#### WHAT YOU ARE ASKED TO DO:
Every line of the records below that holds the word "your" should be copied out.

___ DATASET ENTRIES ___

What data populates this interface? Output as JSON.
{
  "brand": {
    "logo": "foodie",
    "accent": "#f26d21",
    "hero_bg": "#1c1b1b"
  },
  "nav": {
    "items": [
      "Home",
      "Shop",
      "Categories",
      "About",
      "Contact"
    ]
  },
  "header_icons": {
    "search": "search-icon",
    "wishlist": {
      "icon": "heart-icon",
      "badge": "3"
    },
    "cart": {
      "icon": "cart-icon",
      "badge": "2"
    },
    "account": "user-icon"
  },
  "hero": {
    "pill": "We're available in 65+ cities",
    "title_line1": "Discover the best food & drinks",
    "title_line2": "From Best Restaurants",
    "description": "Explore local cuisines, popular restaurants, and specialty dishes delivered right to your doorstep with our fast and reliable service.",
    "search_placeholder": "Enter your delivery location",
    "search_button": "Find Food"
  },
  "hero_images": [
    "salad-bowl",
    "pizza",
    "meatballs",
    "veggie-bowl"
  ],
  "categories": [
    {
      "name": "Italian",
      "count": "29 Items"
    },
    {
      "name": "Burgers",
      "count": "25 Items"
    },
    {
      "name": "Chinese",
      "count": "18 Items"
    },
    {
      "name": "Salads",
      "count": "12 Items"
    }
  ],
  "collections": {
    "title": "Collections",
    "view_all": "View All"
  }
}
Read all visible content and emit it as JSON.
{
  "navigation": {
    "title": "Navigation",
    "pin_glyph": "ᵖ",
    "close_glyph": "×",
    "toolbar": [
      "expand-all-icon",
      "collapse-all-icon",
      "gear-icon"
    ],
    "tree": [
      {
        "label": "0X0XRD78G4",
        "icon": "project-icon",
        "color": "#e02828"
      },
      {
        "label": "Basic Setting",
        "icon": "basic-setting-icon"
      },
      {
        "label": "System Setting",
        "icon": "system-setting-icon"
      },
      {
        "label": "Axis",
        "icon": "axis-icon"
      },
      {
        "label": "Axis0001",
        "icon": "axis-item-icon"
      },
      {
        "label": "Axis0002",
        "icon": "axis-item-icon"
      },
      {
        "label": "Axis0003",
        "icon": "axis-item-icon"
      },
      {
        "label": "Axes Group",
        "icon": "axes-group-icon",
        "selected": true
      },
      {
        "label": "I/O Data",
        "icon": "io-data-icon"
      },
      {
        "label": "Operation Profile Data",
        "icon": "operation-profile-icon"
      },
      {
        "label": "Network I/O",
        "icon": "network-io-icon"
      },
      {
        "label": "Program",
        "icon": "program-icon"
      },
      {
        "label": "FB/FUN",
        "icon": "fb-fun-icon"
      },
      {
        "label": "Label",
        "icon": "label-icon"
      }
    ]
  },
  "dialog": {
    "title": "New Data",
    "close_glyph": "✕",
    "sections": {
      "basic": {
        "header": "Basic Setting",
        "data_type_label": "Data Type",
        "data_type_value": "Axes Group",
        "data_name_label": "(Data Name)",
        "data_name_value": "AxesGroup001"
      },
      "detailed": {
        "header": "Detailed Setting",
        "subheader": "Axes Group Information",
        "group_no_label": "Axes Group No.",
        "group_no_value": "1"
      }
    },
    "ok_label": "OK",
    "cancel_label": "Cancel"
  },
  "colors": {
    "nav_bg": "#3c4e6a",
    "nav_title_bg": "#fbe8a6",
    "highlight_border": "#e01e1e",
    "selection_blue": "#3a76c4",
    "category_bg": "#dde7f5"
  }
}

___

#### EXERCISE ANSWER:
    "description": "Explore local cuisines, popular restaurants, and specialty dishes delivered right to your doorstep with our fast and reliable service.",
    "search_placeholder": "Enter your delivery location",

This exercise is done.